The other Patriots who were limited: running backs Brandon Bolden (knee) and Shane Vereen (foot), defensive linemen Brandon Deaderick (ankle) and Justin Francis (ankle), offensive linemen Nick McDonald (shoulder), Sebastian Vollmer (back/knee), and Logan Mankins (calf/hip), linebacker Dont’a Hightower (hamstring), and cornerback Sterling Moore (knee).
Marshawn Lynch, Seattle’s star running back, was limited in Wednesday’s practice with a back injury.
Take it away

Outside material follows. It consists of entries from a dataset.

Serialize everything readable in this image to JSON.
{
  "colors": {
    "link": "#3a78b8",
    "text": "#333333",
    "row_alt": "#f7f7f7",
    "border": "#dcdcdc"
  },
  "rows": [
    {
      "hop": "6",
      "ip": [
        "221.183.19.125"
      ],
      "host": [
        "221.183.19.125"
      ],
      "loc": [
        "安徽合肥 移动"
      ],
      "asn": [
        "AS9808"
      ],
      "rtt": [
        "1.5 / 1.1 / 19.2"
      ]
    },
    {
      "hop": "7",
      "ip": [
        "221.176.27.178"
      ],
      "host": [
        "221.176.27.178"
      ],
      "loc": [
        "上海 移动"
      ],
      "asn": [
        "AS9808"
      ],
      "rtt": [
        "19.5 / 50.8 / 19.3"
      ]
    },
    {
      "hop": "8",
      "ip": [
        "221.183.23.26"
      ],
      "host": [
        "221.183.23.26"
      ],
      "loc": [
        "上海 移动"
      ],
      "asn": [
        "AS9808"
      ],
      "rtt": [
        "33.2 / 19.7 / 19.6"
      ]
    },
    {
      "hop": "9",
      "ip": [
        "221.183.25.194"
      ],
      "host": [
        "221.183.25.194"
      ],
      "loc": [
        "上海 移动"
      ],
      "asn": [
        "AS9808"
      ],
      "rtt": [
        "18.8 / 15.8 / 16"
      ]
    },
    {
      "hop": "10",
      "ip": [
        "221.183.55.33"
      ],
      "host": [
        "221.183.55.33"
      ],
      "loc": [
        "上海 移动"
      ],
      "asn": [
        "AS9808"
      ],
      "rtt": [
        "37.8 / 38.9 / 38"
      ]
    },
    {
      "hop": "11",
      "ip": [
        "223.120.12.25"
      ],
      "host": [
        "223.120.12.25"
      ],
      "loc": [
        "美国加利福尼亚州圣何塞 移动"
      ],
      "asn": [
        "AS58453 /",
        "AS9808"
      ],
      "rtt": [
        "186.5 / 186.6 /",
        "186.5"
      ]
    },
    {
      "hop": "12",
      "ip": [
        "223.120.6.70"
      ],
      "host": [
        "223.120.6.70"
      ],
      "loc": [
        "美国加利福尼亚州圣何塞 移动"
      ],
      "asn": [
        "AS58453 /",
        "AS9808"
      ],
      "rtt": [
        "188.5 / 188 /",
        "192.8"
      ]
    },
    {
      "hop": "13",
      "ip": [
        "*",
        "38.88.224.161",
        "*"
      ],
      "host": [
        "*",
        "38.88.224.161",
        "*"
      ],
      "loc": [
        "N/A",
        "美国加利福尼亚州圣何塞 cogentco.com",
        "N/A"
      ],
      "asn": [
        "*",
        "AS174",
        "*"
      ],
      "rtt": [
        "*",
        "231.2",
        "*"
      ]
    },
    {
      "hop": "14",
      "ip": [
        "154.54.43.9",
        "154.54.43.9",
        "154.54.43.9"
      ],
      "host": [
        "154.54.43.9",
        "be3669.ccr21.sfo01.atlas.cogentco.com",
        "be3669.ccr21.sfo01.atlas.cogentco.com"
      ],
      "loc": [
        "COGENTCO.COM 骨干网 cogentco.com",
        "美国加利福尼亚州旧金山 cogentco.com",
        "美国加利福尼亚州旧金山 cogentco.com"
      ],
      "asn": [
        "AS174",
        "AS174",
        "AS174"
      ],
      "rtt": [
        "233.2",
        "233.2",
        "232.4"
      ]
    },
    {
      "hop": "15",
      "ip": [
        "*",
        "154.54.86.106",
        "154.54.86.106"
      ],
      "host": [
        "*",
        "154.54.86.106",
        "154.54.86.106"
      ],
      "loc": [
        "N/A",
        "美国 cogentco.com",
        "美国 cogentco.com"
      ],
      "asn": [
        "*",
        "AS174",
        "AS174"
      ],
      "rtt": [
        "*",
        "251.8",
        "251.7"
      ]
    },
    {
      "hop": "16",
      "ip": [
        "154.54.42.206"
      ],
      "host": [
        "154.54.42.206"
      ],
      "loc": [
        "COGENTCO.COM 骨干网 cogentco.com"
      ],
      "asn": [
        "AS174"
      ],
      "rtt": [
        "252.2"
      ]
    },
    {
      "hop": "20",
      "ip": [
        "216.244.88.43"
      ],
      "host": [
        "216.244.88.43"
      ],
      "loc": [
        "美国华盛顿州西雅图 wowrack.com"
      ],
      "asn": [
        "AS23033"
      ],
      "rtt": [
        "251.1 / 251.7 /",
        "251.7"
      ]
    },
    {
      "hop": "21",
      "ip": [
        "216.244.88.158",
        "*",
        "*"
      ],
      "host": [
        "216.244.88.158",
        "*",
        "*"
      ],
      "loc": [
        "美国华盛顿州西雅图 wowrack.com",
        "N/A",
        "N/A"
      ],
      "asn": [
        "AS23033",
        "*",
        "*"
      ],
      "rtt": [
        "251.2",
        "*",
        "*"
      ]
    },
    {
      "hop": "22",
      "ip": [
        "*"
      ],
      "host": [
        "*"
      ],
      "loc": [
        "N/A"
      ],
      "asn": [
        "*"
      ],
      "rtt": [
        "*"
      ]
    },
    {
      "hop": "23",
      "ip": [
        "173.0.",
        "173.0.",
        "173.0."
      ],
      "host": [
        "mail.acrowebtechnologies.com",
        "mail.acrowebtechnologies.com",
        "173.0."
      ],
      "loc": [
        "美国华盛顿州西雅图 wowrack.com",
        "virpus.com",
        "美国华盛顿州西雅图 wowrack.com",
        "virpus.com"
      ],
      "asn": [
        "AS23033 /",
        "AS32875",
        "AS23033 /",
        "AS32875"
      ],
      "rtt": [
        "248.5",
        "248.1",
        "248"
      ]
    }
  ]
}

While they seem well-practiced in the art of the strip, causing 11 fumbles this season, the Seahawks have only four recoveries, and a minus-1 turnover differential. That pales in comparison to New England’s plus-10, which is tied for best in the league. “They’re a turnover-driven team,” said Belichick. “They take the ball away, they just don’t wait for you to drop it. They go in there and aggressively take it away. They’ve caused a lot of fumbles this year, 10, 11 whatever it is. They’re very disruptive.’’ . . . Hoping to simulate the decibel level of CenturyLink Field in Seattle — one of the loudest venues in the NFL — the Patriots sampled some music from the Seattle scene during Wednesday’s practice, blaring tunes from Pearl Jam and Jimi Hendrix in addition to Green Day and the Charlie Daniels Band (just for a change of pace).Michael Whitmer of the Globe staff contributed to this report. Michael Vega can be reached at firstname.lastname@example.org.